Extracted data entries:
------------------------------------------------------------------------
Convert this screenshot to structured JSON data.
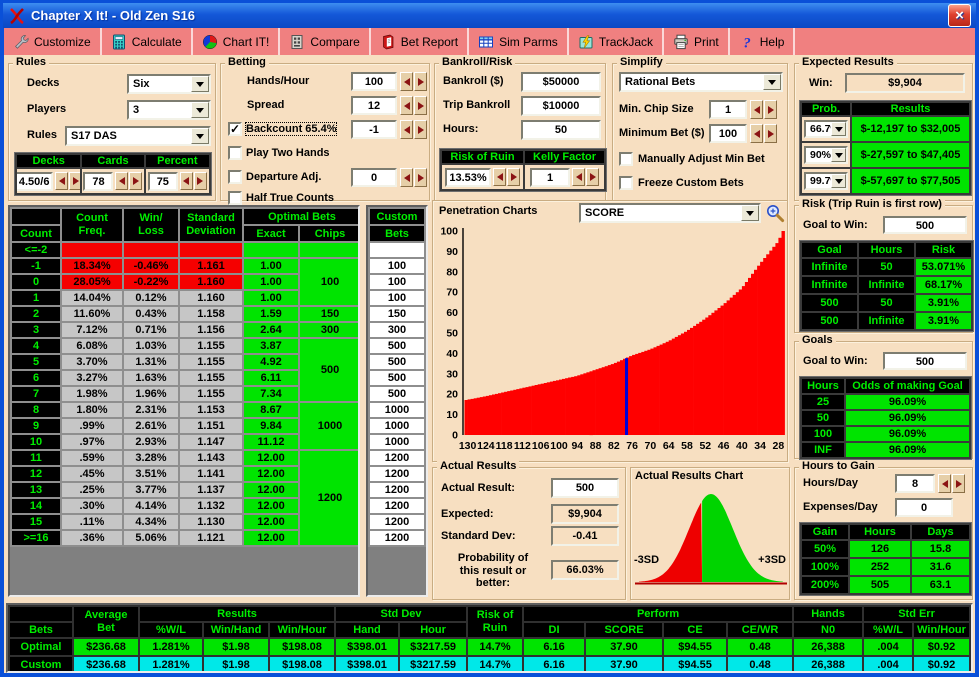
{
  "window": {
    "title": "Chapter X It! - Old Zen S16",
    "close_glyph": "×"
  },
  "toolbar": {
    "items": [
      {
        "label": "Customize",
        "icon": "wrench-icon"
      },
      {
        "label": "Calculate",
        "icon": "calculator-icon"
      },
      {
        "label": "Chart IT!",
        "icon": "pie-chart-icon"
      },
      {
        "label": "Compare",
        "icon": "compare-icon"
      },
      {
        "label": "Bet Report",
        "icon": "report-icon"
      },
      {
        "label": "Sim Parms",
        "icon": "grid-icon"
      },
      {
        "label": "TrackJack",
        "icon": "lightning-icon"
      },
      {
        "label": "Print",
        "icon": "printer-icon"
      },
      {
        "label": "Help",
        "icon": "help-icon"
      }
    ]
  },
  "rules": {
    "label": "Rules",
    "decks_label": "Decks",
    "decks_value": "Six",
    "players_label": "Players",
    "players_value": "3",
    "rules_label": "Rules",
    "rules_value": "S17 DAS",
    "table": {
      "headers": [
        "Decks",
        "Cards",
        "Percent"
      ],
      "values": [
        "4.50/6",
        "78",
        "75"
      ]
    }
  },
  "betting": {
    "label": "Betting",
    "hands_hour_label": "Hands/Hour",
    "hands_hour_value": "100",
    "spread_label": "Spread",
    "spread_value": "12",
    "backcount_label": "Backcount 65.4%",
    "backcount_value": "-1",
    "backcount_checked": "✓",
    "play_two_label": "Play Two Hands",
    "departure_label": "Departure Adj.",
    "departure_value": "0",
    "half_true_label": "Half True Counts"
  },
  "bankroll": {
    "label": "Bankroll/Risk",
    "bankroll_label": "Bankroll ($)",
    "bankroll_value": "$50000",
    "trip_label": "Trip Bankroll",
    "trip_value": "$10000",
    "hours_label": "Hours:",
    "hours_value": "50",
    "ror_header": "Risk of Ruin",
    "kelly_header": "Kelly Factor",
    "ror_value": "13.53%",
    "kelly_value": "1"
  },
  "simplify": {
    "label": "Simplify",
    "mode_value": "Rational Bets",
    "min_chip_label": "Min. Chip Size",
    "min_chip_value": "1",
    "min_bet_label": "Minimum Bet ($)",
    "min_bet_value": "100",
    "manual_label": "Manually Adjust Min Bet",
    "freeze_label": "Freeze Custom Bets"
  },
  "expected": {
    "label": "Expected Results",
    "win_label": "Win:",
    "win_value": "$9,904",
    "prob_header": "Prob.",
    "results_header": "Results",
    "rows": [
      {
        "prob": "66.7%",
        "result": "$-12,197 to $32,005"
      },
      {
        "prob": "90%",
        "result": "$-27,597 to $47,405"
      },
      {
        "prob": "99.7%",
        "result": "$-57,697 to $77,505"
      }
    ]
  },
  "count_table": {
    "h_count": "Count",
    "h_freq": "Count\nFreq.",
    "h_winloss": "Win/\nLoss",
    "h_sd": "Standard\nDeviation",
    "h_optimal": "Optimal Bets",
    "h_exact": "Exact",
    "h_chips": "Chips",
    "rows": [
      {
        "count": "<=-2",
        "freq": "",
        "wl": "",
        "sd": "",
        "exact": "",
        "neg": true
      },
      {
        "count": "-1",
        "freq": "18.34%",
        "wl": "-0.46%",
        "sd": "1.161",
        "exact": "1.00",
        "neg": true
      },
      {
        "count": "0",
        "freq": "28.05%",
        "wl": "-0.22%",
        "sd": "1.160",
        "exact": "1.00",
        "neg": true
      },
      {
        "count": "1",
        "freq": "14.04%",
        "wl": "0.12%",
        "sd": "1.160",
        "exact": "1.00",
        "neg": false
      },
      {
        "count": "2",
        "freq": "11.60%",
        "wl": "0.43%",
        "sd": "1.158",
        "exact": "1.59",
        "neg": false
      },
      {
        "count": "3",
        "freq": "7.12%",
        "wl": "0.71%",
        "sd": "1.156",
        "exact": "2.64",
        "neg": false
      },
      {
        "count": "4",
        "freq": "6.08%",
        "wl": "1.03%",
        "sd": "1.155",
        "exact": "3.87",
        "neg": false
      },
      {
        "count": "5",
        "freq": "3.70%",
        "wl": "1.31%",
        "sd": "1.155",
        "exact": "4.92",
        "neg": false
      },
      {
        "count": "6",
        "freq": "3.27%",
        "wl": "1.63%",
        "sd": "1.155",
        "exact": "6.11",
        "neg": false
      },
      {
        "count": "7",
        "freq": "1.98%",
        "wl": "1.96%",
        "sd": "1.155",
        "exact": "7.34",
        "neg": false
      },
      {
        "count": "8",
        "freq": "1.80%",
        "wl": "2.31%",
        "sd": "1.153",
        "exact": "8.67",
        "neg": false
      },
      {
        "count": "9",
        "freq": ".99%",
        "wl": "2.61%",
        "sd": "1.151",
        "exact": "9.84",
        "neg": false
      },
      {
        "count": "10",
        "freq": ".97%",
        "wl": "2.93%",
        "sd": "1.147",
        "exact": "11.12",
        "neg": false
      },
      {
        "count": "11",
        "freq": ".59%",
        "wl": "3.28%",
        "sd": "1.143",
        "exact": "12.00",
        "neg": false
      },
      {
        "count": "12",
        "freq": ".45%",
        "wl": "3.51%",
        "sd": "1.141",
        "exact": "12.00",
        "neg": false
      },
      {
        "count": "13",
        "freq": ".25%",
        "wl": "3.77%",
        "sd": "1.137",
        "exact": "12.00",
        "neg": false
      },
      {
        "count": "14",
        "freq": ".30%",
        "wl": "4.14%",
        "sd": "1.132",
        "exact": "12.00",
        "neg": false
      },
      {
        "count": "15",
        "freq": ".11%",
        "wl": "4.34%",
        "sd": "1.130",
        "exact": "12.00",
        "neg": false
      },
      {
        "count": ">=16",
        "freq": ".36%",
        "wl": "5.06%",
        "sd": "1.121",
        "exact": "12.00",
        "neg": false
      }
    ],
    "chips_groups": [
      {
        "span": 1,
        "value": ""
      },
      {
        "span": 3,
        "value": "100"
      },
      {
        "span": 1,
        "value": "150"
      },
      {
        "span": 1,
        "value": "300"
      },
      {
        "span": 4,
        "value": "500"
      },
      {
        "span": 3,
        "value": "1000"
      },
      {
        "span": 6,
        "value": "1200"
      }
    ]
  },
  "custom_bets": {
    "h1": "Custom",
    "h2": "Bets",
    "values": [
      "",
      "100",
      "100",
      "100",
      "150",
      "300",
      "500",
      "500",
      "500",
      "500",
      "1000",
      "1000",
      "1000",
      "1200",
      "1200",
      "1200",
      "1200",
      "1200",
      "1200"
    ]
  },
  "penetration": {
    "label": "Penetration Charts",
    "selector_value": "SCORE",
    "chart_data": {
      "type": "bar",
      "title": "Penetration Charts",
      "x_label_ticks": [
        130,
        124,
        118,
        112,
        106,
        100,
        94,
        88,
        82,
        76,
        70,
        64,
        58,
        52,
        46,
        40,
        34,
        28
      ],
      "ylim": [
        0,
        100
      ],
      "y_tick_step": 10,
      "bar_color": "#FF0000",
      "marker_color": "#0000D8",
      "marker_x": 78,
      "points": [
        [
          131,
          17
        ],
        [
          124,
          19
        ],
        [
          118,
          21
        ],
        [
          112,
          23
        ],
        [
          106,
          25
        ],
        [
          100,
          27
        ],
        [
          94,
          29
        ],
        [
          88,
          32
        ],
        [
          82,
          35
        ],
        [
          76,
          39
        ],
        [
          70,
          42
        ],
        [
          64,
          46
        ],
        [
          58,
          51
        ],
        [
          52,
          57
        ],
        [
          46,
          64
        ],
        [
          40,
          72
        ],
        [
          34,
          84
        ],
        [
          28,
          95
        ],
        [
          26.5,
          100
        ]
      ]
    }
  },
  "risk": {
    "label": "Risk (Trip Ruin is first row)",
    "goal_label": "Goal to Win:",
    "goal_value": "500",
    "headers": [
      "Goal",
      "Hours",
      "Risk"
    ],
    "rows": [
      [
        "Infinite",
        "50",
        "53.071%"
      ],
      [
        "Infinite",
        "Infinite",
        "68.17%"
      ],
      [
        "500",
        "50",
        "3.91%"
      ],
      [
        "500",
        "Infinite",
        "3.91%"
      ]
    ]
  },
  "goals": {
    "label": "Goals",
    "goal_label": "Goal to Win:",
    "goal_value": "500",
    "headers": [
      "Hours",
      "Odds of making Goal"
    ],
    "rows": [
      [
        "25",
        "96.09%"
      ],
      [
        "50",
        "96.09%"
      ],
      [
        "100",
        "96.09%"
      ],
      [
        "INF",
        "96.09%"
      ]
    ]
  },
  "hours_to_gain": {
    "label": "Hours to Gain",
    "hours_day_label": "Hours/Day",
    "hours_day_value": "8",
    "expenses_label": "Expenses/Day",
    "expenses_value": "0",
    "headers": [
      "Gain",
      "Hours",
      "Days"
    ],
    "rows": [
      [
        "50%",
        "126",
        "15.8"
      ],
      [
        "100%",
        "252",
        "31.6"
      ],
      [
        "200%",
        "505",
        "63.1"
      ]
    ]
  },
  "actual": {
    "label": "Actual Results",
    "result_label": "Actual Result:",
    "result_value": "500",
    "expected_label": "Expected:",
    "expected_value": "$9,904",
    "sd_label": "Standard Dev:",
    "sd_value": "-0.41",
    "prob_label": "Probability of\nthis result or\nbetter:",
    "prob_value": "66.03%"
  },
  "actual_chart": {
    "label": "Actual Results Chart",
    "left_label": "-3SD",
    "right_label": "+3SD",
    "chart_data": {
      "type": "area",
      "curve": "normal",
      "sd_range": [
        -3.3,
        3.3
      ],
      "split_sd": -0.41,
      "left_color": "#EE0000",
      "right_color": "#00D400"
    }
  },
  "bottom_table": {
    "row1": [
      {
        "t": "",
        "cs": 1,
        "rs": 1
      },
      {
        "t": "Average\nBet",
        "cs": 1,
        "rs": 2
      },
      {
        "t": "Results",
        "cs": 3,
        "rs": 1
      },
      {
        "t": "Std Dev",
        "cs": 2,
        "rs": 1
      },
      {
        "t": "Risk of\nRuin",
        "cs": 1,
        "rs": 2
      },
      {
        "t": "Perform",
        "cs": 4,
        "rs": 1
      },
      {
        "t": "Hands",
        "cs": 1,
        "rs": 1
      },
      {
        "t": "Std Err",
        "cs": 2,
        "rs": 1
      }
    ],
    "row2": [
      "Bets",
      "%W/L",
      "Win/Hand",
      "Win/Hour",
      "Hand",
      "Hour",
      "DI",
      "SCORE",
      "CE",
      "CE/WR",
      "N0",
      "%W/L",
      "Win/Hour"
    ],
    "rows": [
      {
        "name": "Optimal",
        "style": "lime",
        "values": [
          "$236.68",
          "1.281%",
          "$1.98",
          "$198.08",
          "$398.01",
          "$3217.59",
          "14.7%",
          "6.16",
          "37.90",
          "$94.55",
          "0.48",
          "26,388",
          ".004",
          "$0.92"
        ]
      },
      {
        "name": "Custom",
        "style": "cyan",
        "values": [
          "$236.68",
          "1.281%",
          "$1.98",
          "$198.08",
          "$398.01",
          "$3217.59",
          "14.7%",
          "6.16",
          "37.90",
          "$94.55",
          "0.48",
          "26,388",
          ".004",
          "$0.92"
        ]
      }
    ]
  }
}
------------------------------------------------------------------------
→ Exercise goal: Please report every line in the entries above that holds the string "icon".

→ Response to the exercise:
        "icon": "wrench-icon"
        "icon": "calculator-icon"
        "icon": "pie-chart-icon"
        "icon": "compare-icon"
        "icon": "report-icon"
        "icon": "grid-icon"
        "icon": "lightning-icon"
        "icon": "printer-icon"
        "icon": "help-icon"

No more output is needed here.